» **Assignment**: Tally the lines below that contain the word "title", then give the tally and nothing more.

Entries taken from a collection
****

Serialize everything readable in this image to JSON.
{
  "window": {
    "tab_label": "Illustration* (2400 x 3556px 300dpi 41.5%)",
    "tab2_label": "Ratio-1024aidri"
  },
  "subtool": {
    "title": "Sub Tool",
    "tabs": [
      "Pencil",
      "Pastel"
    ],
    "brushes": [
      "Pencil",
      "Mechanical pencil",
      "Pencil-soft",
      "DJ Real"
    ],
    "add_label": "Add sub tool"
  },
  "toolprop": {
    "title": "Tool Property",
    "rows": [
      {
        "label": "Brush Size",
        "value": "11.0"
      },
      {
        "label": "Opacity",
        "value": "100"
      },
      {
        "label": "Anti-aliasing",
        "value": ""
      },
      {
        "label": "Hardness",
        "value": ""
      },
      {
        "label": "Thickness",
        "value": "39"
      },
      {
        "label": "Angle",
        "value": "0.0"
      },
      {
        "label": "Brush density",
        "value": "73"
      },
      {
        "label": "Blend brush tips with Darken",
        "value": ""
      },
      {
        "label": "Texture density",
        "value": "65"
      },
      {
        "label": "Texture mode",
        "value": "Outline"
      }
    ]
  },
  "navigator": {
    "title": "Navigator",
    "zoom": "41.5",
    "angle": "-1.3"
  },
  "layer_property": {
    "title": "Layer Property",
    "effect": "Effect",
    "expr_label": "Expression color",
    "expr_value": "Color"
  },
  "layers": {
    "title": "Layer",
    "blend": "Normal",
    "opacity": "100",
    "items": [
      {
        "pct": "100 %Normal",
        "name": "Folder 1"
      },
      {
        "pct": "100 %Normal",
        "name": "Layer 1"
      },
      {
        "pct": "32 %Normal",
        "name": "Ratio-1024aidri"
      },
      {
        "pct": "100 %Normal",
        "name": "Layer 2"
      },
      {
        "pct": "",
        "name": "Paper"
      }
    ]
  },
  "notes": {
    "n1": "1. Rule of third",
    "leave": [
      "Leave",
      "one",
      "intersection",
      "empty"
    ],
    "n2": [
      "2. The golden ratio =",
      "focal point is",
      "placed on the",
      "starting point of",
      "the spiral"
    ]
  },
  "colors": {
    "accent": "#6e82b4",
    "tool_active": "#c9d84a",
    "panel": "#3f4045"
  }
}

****

» **Solution for this problem**: 5